Definition

Bruxism is also known as grinding and/or clenching of your teeth. It’s a very common condition that affects approximately 30 million to 40 million children and adults in the U.S.1

Signs & Symptoms

If you notice any of the following symptoms, you may be experiencing bruxism:

  • Rhythmic contractions of the jaw muscles

  • A grinding sound at night, which may disturb the sleep of someone who you share a room with

  • Jaw muscles that are tight or painful

  • Popping or clicking of the temporomandibular joint

  • Long-lasting pain in the face

  • Damaged teeth, broken dental fillings and injured gums

  • Headache

  • Swelling (occasionally) on the side of your lower jaw caused by clenching

Cause

Some experts consider bruxism to be a habit, while others attribute it to one of the following:

  • Stress, anxiety, frustration and anger

  • A malocclusion, or when the teeth and jaw do not line up correctly

  • A symptom of certain rare diseases of the nerves and muscles in the face

  • In rare cases, it may be a side effect of some medicines that treat depression. These include Prozac (fluoxetine), Zoloft (sertraline) and Paxil (paroxetine).

  • A complication of Huntington or Parkinson’s disease

Diagnosis

People who grind their teeth may be unaware of the habit because it typically occurs while they sleep. Bruxism can have far-reaching effects on oral health, including tooth wear and the development of TMJ disorder. It is important to talk to your dentist if you think you are experiencing bruxism.

Prevention

If your bruxism is related to stress, therapy and relaxation technique may help. It may be a good idea to cut down on stimulants, such as tobacco and caffeine.

Treatment

The simplest solution is to use a professionally made night guard, which prevents the teeth from scraping against each other while you sleep. Your dentist may also have to restore damaged teeth with fillings or crowns to maintain the proper shape and size of the teeth.

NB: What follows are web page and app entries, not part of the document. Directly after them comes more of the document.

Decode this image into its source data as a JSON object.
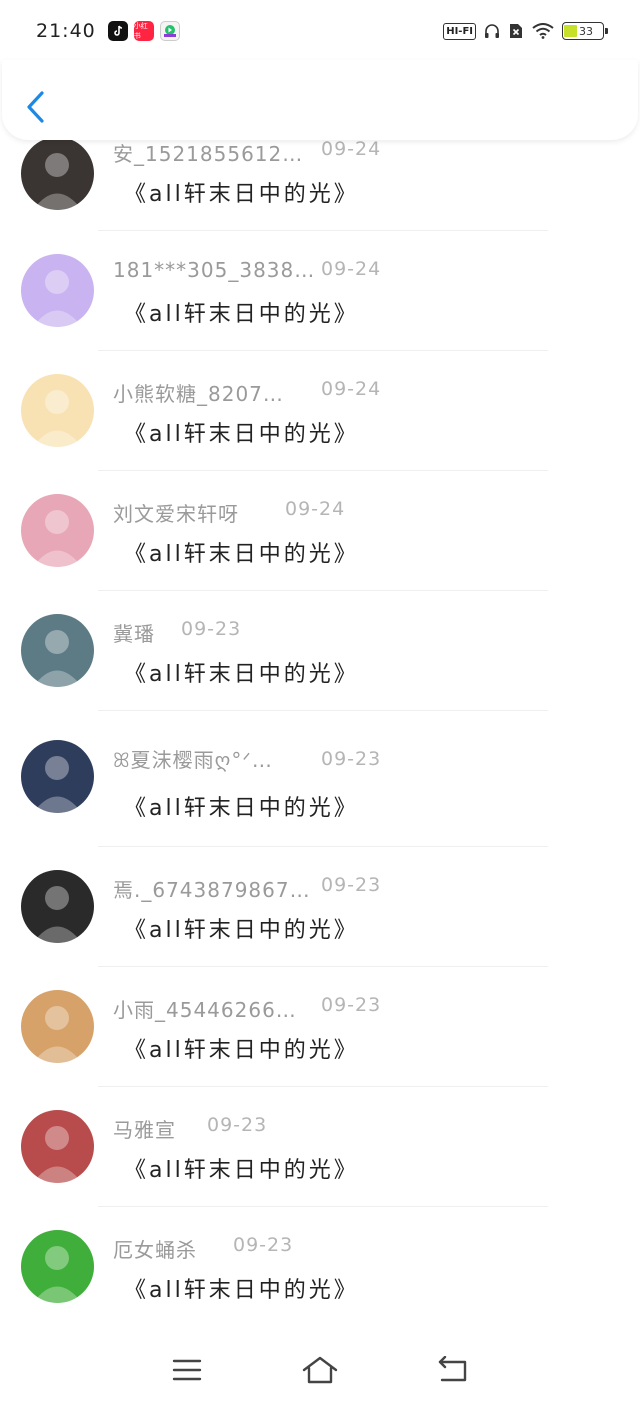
{
  "status_bar": {
    "time": "21:40",
    "hifi_label": "HI-FI",
    "battery_level": "33",
    "apps": [
      {
        "icon": "douyin-icon"
      },
      {
        "icon": "xiaohongshu-icon",
        "label": "小红书"
      },
      {
        "icon": "video-app-icon"
      }
    ]
  },
  "header": {
    "back_icon": "chevron-left-icon"
  },
  "rows": [
    {
      "name": "安_1521855612…",
      "date": "09-24",
      "title": "《all轩末日中的光》",
      "avatar": "#3a3432"
    },
    {
      "name": "181***305_3838…",
      "date": "09-24",
      "title": "《all轩末日中的光》",
      "avatar": "#c9b3f0"
    },
    {
      "name": "小熊软糖_8207…",
      "date": "09-24",
      "title": "《all轩末日中的光》",
      "avatar": "#f8e2b4"
    },
    {
      "name": "刘文爱宋轩呀",
      "date": "09-24",
      "title": "《all轩末日中的光》",
      "avatar": "#e7a7b6"
    },
    {
      "name": "冀璠",
      "date": "09-23",
      "title": "《all轩末日中的光》",
      "avatar": "#5c7b85"
    },
    {
      "name": "ꕤ夏沫樱雨ღ°ᐟ…",
      "date": "09-23",
      "title": "《all轩末日中的光》",
      "avatar": "#2f3d5c"
    },
    {
      "name": "焉._6743879867…",
      "date": "09-23",
      "title": "《all轩末日中的光》",
      "avatar": "#2a2a2a"
    },
    {
      "name": "小雨_45446266…",
      "date": "09-23",
      "title": "《all轩末日中的光》",
      "avatar": "#d6a26a"
    },
    {
      "name": "马雅宣",
      "date": "09-23",
      "title": "《all轩末日中的光》",
      "avatar": "#b84c4c"
    },
    {
      "name": "厄女蛹杀",
      "date": "09-23",
      "title": "《all轩末日中的光》",
      "avatar": "#3fae3a"
    }
  ],
  "nav": {
    "menu_icon": "menu-icon",
    "home_icon": "home-icon",
    "back_icon": "back-arrow-icon"
  },
  "colors": {
    "accent_blue": "#1e88e5",
    "name_gray": "#9a9a9a",
    "date_gray": "#b5b5b5",
    "title_black": "#222222"
  }
}
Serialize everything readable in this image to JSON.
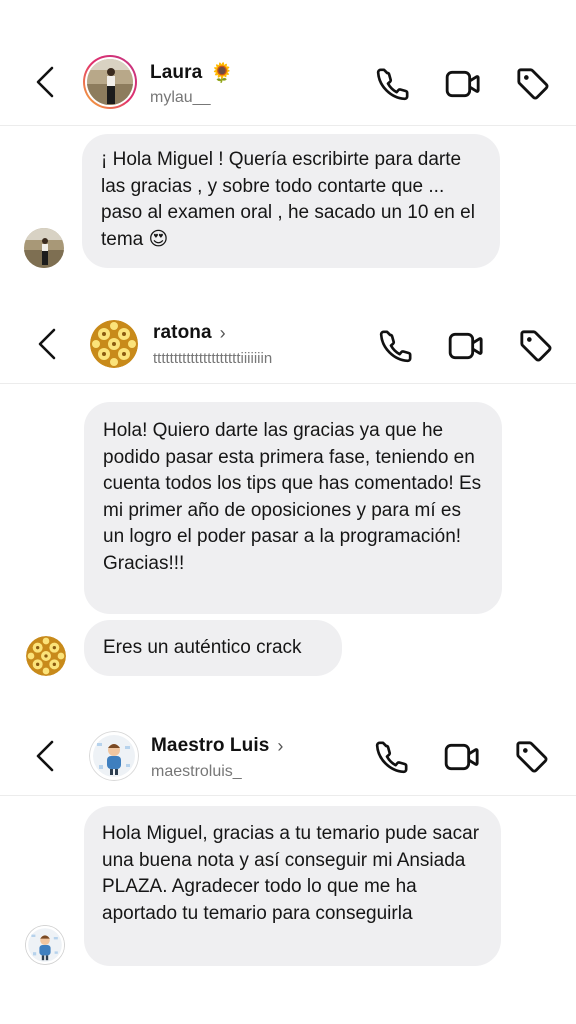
{
  "chats": [
    {
      "name": "Laura",
      "name_emoji": "🌻",
      "username": "mylau__",
      "show_chevron": false,
      "messages": [
        "¡ Hola Miguel ! Quería escribirte para darte las gracias , y sobre todo contarte que ... paso al examen oral , he sacado un 10 en el tema 😍"
      ]
    },
    {
      "name": "ratona",
      "chevron": "›",
      "username": "tttttttttttttttttttttiiiiiiin",
      "messages": [
        "Hola! Quiero darte las gracias ya que he podido pasar esta primera fase, teniendo en cuenta todos los tips que has comentado! Es mi primer año de oposiciones y para mí es un logro el poder pasar a la programación! Gracias!!!",
        "Eres un auténtico crack"
      ]
    },
    {
      "name": "Maestro Luis",
      "chevron": "›",
      "username": "maestroluis_",
      "messages": [
        "Hola Miguel, gracias a tu temario pude sacar una buena nota y así conseguir mi Ansiada PLAZA. Agradecer todo lo que me ha aportado tu temario para conseguirla"
      ]
    }
  ],
  "icons": {
    "back": "chevron-left-icon",
    "call": "phone-icon",
    "video": "video-camera-icon",
    "tag": "tag-icon"
  },
  "colors": {
    "bubble": "#efeff1",
    "story_ring_start": "#f7b733",
    "story_ring_end": "#d62976"
  }
}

Biofeedback can be used for daytime grinders with the use of electronic instruments that measure muscle activity and these people are taught how to reduce muscle activity when the biting force becomes too extreme for them. In addition, hypnosis has been studied to help individuals who suffer from sleep bruxism.

Related Conditions

People with severe bruxism can break down teeth and damage dental fillings, grinding or clenching the teeth together can cause the outer layers of enamel to wear away, which may cause an increase in tooth sensitivity. Severe bruxism has caused:

  • Some cases of jaw dysfunction, also called temporomandibular joint disorders (TMJD)

  • Headaches

  • Unexplained facial pain

  • Discomfort when eating, biting or talking

Bruxism, a pain in your mouth?

If you are experiencing bruxism, speak to your dentist. Bruxism can erode your enamel, making your teeth vulnerable to tooth sensitivity. If you are experiencing sensitivity, try one of our products formulated to reduce tooth sensitivity.